### What the exercise asks
Images are to be omitted, and the rest of the records reproduced exactly.

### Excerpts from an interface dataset
-- Opening Marker --
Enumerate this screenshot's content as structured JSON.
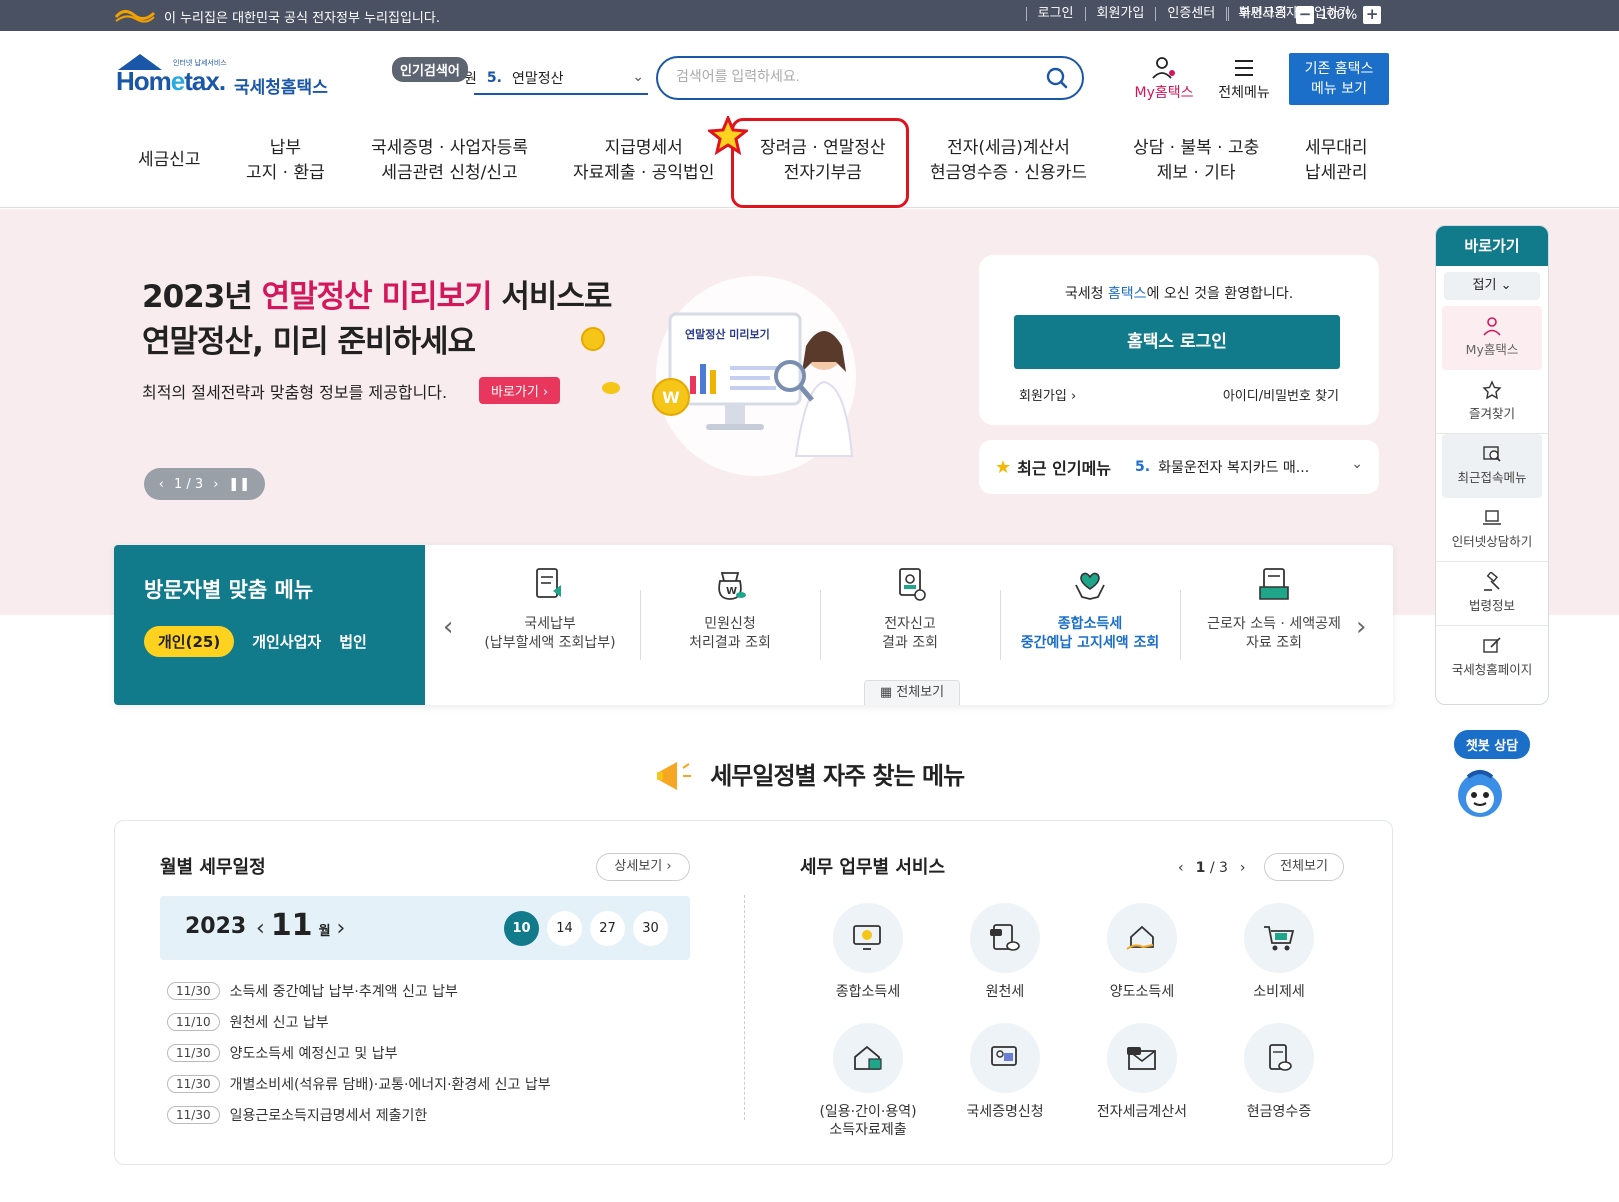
{
  "gov_bar": {
    "text": "이 누리집은 대한민국 공식 전자정부 누리집입니다.",
    "links": [
      "로그인",
      "회원가입",
      "인증센터",
      "부서사용자 가입하기"
    ],
    "font_size_label": "화면크기",
    "zoom": "100%",
    "zoom_out": "−",
    "zoom_in": "+"
  },
  "header": {
    "logo_home": "Hom",
    "logo_e": "e",
    "logo_tax": "tax.",
    "logo_tag": "인터넷 납세서비스",
    "logo_name": "국세청홈택스",
    "popular_badge": "인기검색어",
    "popular_prefix": "원",
    "popular_num": "5.",
    "popular_value": "연말정산",
    "search_placeholder": "검색어를 입력하세요.",
    "my_hometax": "My홈택스",
    "all_menu": "전체메뉴",
    "old_menu_line1": "기존 홈택스",
    "old_menu_line2": "메뉴 보기"
  },
  "nav": [
    {
      "l1": "세금신고",
      "l2": ""
    },
    {
      "l1": "납부",
      "l2": "고지 · 환급"
    },
    {
      "l1": "국세증명 · 사업자등록",
      "l2": "세금관련 신청/신고"
    },
    {
      "l1": "지급명세서",
      "l2": "자료제출 · 공익법인"
    },
    {
      "l1": "장려금 · 연말정산",
      "l2": "전자기부금"
    },
    {
      "l1": "전자(세금)계산서",
      "l2": "현금영수증 · 신용카드"
    },
    {
      "l1": "상담 · 불복 · 고충",
      "l2": "제보 · 기타"
    },
    {
      "l1": "세무대리",
      "l2": "납세관리"
    }
  ],
  "hero": {
    "title_a": "2023년 ",
    "title_pink": "연말정산 미리보기",
    "title_b": " 서비스로",
    "title2": "연말정산, 미리 준비하세요",
    "sub": "최적의 절세전략과 맞춤형 정보를 제공합니다.",
    "go": "바로가기",
    "pager": "1 / 3",
    "illust_label": "연말정산 미리보기",
    "coin": "W"
  },
  "login": {
    "welcome_a": "국세청 ",
    "welcome_blue": "홈택스",
    "welcome_b": "에 오신 것을 환영합니다.",
    "login_btn": "홈택스 로그인",
    "join": "회원가입",
    "find": "아이디/비밀번호 찾기"
  },
  "recent_popular": {
    "label": "최근 인기메뉴",
    "num": "5.",
    "value": "화물운전자 복지카드 매..."
  },
  "quick": {
    "title": "바로가기",
    "fold": "접기",
    "items": [
      "My홈택스",
      "즐겨찾기",
      "최근접속메뉴",
      "인터넷상담하기",
      "법령정보",
      "국세청홈페이지"
    ]
  },
  "chatbot": {
    "label": "챗봇 상담"
  },
  "visitor": {
    "title": "방문자별 맞춤 메뉴",
    "tabs": [
      "개인(25)",
      "개인사업자",
      "법인"
    ],
    "items": [
      {
        "l1": "국세납부",
        "l2": "(납부할세액 조회납부)"
      },
      {
        "l1": "민원신청",
        "l2": "처리결과 조회"
      },
      {
        "l1": "전자신고",
        "l2": "결과 조회"
      },
      {
        "l1": "종합소득세",
        "l2": "중간예납 고지세액 조회"
      },
      {
        "l1": "근로자 소득 · 세액공제",
        "l2": "자료 조회"
      }
    ],
    "view_all": "전체보기"
  },
  "section_title": "세무일정별 자주 찾는 메뉴",
  "monthly": {
    "title": "월별 세무일정",
    "detail": "상세보기",
    "year": "2023",
    "month": "11",
    "month_unit": "월",
    "days": [
      "10",
      "14",
      "27",
      "30"
    ],
    "schedule": [
      {
        "date": "11/30",
        "text": "소득세 중간예납 납부·추계액 신고 납부"
      },
      {
        "date": "11/10",
        "text": "원천세 신고 납부"
      },
      {
        "date": "11/30",
        "text": "양도소득세 예정신고 및 납부"
      },
      {
        "date": "11/30",
        "text": "개별소비세(석유류 담배)·교통·에너지·환경세 신고 납부"
      },
      {
        "date": "11/30",
        "text": "일용근로소득지급명세서 제출기한"
      }
    ]
  },
  "services": {
    "title": "세무 업무별 서비스",
    "pager_cur": "1",
    "pager_total": "/ 3",
    "view_all": "전체보기",
    "items": [
      {
        "l1": "종합소득세",
        "l2": ""
      },
      {
        "l1": "원천세",
        "l2": ""
      },
      {
        "l1": "양도소득세",
        "l2": ""
      },
      {
        "l1": "소비제세",
        "l2": ""
      },
      {
        "l1": "(일용·간이·용역)",
        "l2": "소득자료제출"
      },
      {
        "l1": "국세증명신청",
        "l2": ""
      },
      {
        "l1": "전자세금계산서",
        "l2": ""
      },
      {
        "l1": "현금영수증",
        "l2": ""
      }
    ]
  },
  "colors": {
    "primary": "#117a8b",
    "brand_blue": "#1b57a9",
    "accent_pink": "#d4165a",
    "highlight_red": "#e1141e"
  }
}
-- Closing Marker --
### Your response
Enumerate this screenshot's content as structured JSON.
{
  "gov_bar": {
    "text": "이 누리집은 대한민국 공식 전자정부 누리집입니다.",
    "links": [
      "로그인",
      "회원가입",
      "인증센터",
      "부서사용자 가입하기"
    ],
    "font_size_label": "화면크기",
    "zoom": "100%",
    "zoom_out": "−",
    "zoom_in": "+"
  },
  "header": {
    "logo_home": "Hom",
    "logo_e": "e",
    "logo_tax": "tax.",
    "logo_tag": "인터넷 납세서비스",
    "logo_name": "국세청홈택스",
    "popular_badge": "인기검색어",
    "popular_prefix": "원",
    "popular_num": "5.",
    "popular_value": "연말정산",
    "search_placeholder": "검색어를 입력하세요.",
    "my_hometax": "My홈택스",
    "all_menu": "전체메뉴",
    "old_menu_line1": "기존 홈택스",
    "old_menu_line2": "메뉴 보기"
  },
  "nav": [
    {
      "l1": "세금신고",
      "l2": ""
    },
    {
      "l1": "납부",
      "l2": "고지 · 환급"
    },
    {
      "l1": "국세증명 · 사업자등록",
      "l2": "세금관련 신청/신고"
    },
    {
      "l1": "지급명세서",
      "l2": "자료제출 · 공익법인"
    },
    {
      "l1": "장려금 · 연말정산",
      "l2": "전자기부금"
    },
    {
      "l1": "전자(세금)계산서",
      "l2": "현금영수증 · 신용카드"
    },
    {
      "l1": "상담 · 불복 · 고충",
      "l2": "제보 · 기타"
    },
    {
      "l1": "세무대리",
      "l2": "납세관리"
    }
  ],
  "hero": {
    "title_a": "2023년 ",
    "title_pink": "연말정산 미리보기",
    "title_b": " 서비스로",
    "title2": "연말정산, 미리 준비하세요",
    "sub": "최적의 절세전략과 맞춤형 정보를 제공합니다.",
    "go": "바로가기",
    "pager": "1 / 3",
    "illust_label": "연말정산 미리보기",
    "coin": "W"
  },
  "login": {
    "welcome_a": "국세청 ",
    "welcome_blue": "홈택스",
    "welcome_b": "에 오신 것을 환영합니다.",
    "login_btn": "홈택스 로그인",
    "join": "회원가입",
    "find": "아이디/비밀번호 찾기"
  },
  "recent_popular": {
    "label": "최근 인기메뉴",
    "num": "5.",
    "value": "화물운전자 복지카드 매..."
  },
  "quick": {
    "title": "바로가기",
    "fold": "접기",
    "items": [
      "My홈택스",
      "즐겨찾기",
      "최근접속메뉴",
      "인터넷상담하기",
      "법령정보",
      "국세청홈페이지"
    ]
  },
  "chatbot": {
    "label": "챗봇 상담"
  },
  "visitor": {
    "title": "방문자별 맞춤 메뉴",
    "tabs": [
      "개인(25)",
      "개인사업자",
      "법인"
    ],
    "items": [
      {
        "l1": "국세납부",
        "l2": "(납부할세액 조회납부)"
      },
      {
        "l1": "민원신청",
        "l2": "처리결과 조회"
      },
      {
        "l1": "전자신고",
        "l2": "결과 조회"
      },
      {
        "l1": "종합소득세",
        "l2": "중간예납 고지세액 조회"
      },
      {
        "l1": "근로자 소득 · 세액공제",
        "l2": "자료 조회"
      }
    ],
    "view_all": "전체보기"
  },
  "section_title": "세무일정별 자주 찾는 메뉴",
  "monthly": {
    "title": "월별 세무일정",
    "detail": "상세보기",
    "year": "2023",
    "month": "11",
    "month_unit": "월",
    "days": [
      "10",
      "14",
      "27",
      "30"
    ],
    "schedule": [
      {
        "date": "11/30",
        "text": "소득세 중간예납 납부·추계액 신고 납부"
      },
      {
        "date": "11/10",
        "text": "원천세 신고 납부"
      },
      {
        "date": "11/30",
        "text": "양도소득세 예정신고 및 납부"
      },
      {
        "date": "11/30",
        "text": "개별소비세(석유류 담배)·교통·에너지·환경세 신고 납부"
      },
      {
        "date": "11/30",
        "text": "일용근로소득지급명세서 제출기한"
      }
    ]
  },
  "services": {
    "title": "세무 업무별 서비스",
    "pager_cur": "1",
    "pager_total": "/ 3",
    "view_all": "전체보기",
    "items": [
      {
        "l1": "종합소득세",
        "l2": ""
      },
      {
        "l1": "원천세",
        "l2": ""
      },
      {
        "l1": "양도소득세",
        "l2": ""
      },
      {
        "l1": "소비제세",
        "l2": ""
      },
      {
        "l1": "(일용·간이·용역)",
        "l2": "소득자료제출"
      },
      {
        "l1": "국세증명신청",
        "l2": ""
      },
      {
        "l1": "전자세금계산서",
        "l2": ""
      },
      {
        "l1": "현금영수증",
        "l2": ""
      }
    ]
  },
  "colors": {
    "primary": "#117a8b",
    "brand_blue": "#1b57a9",
    "accent_pink": "#d4165a",
    "highlight_red": "#e1141e"
  }
}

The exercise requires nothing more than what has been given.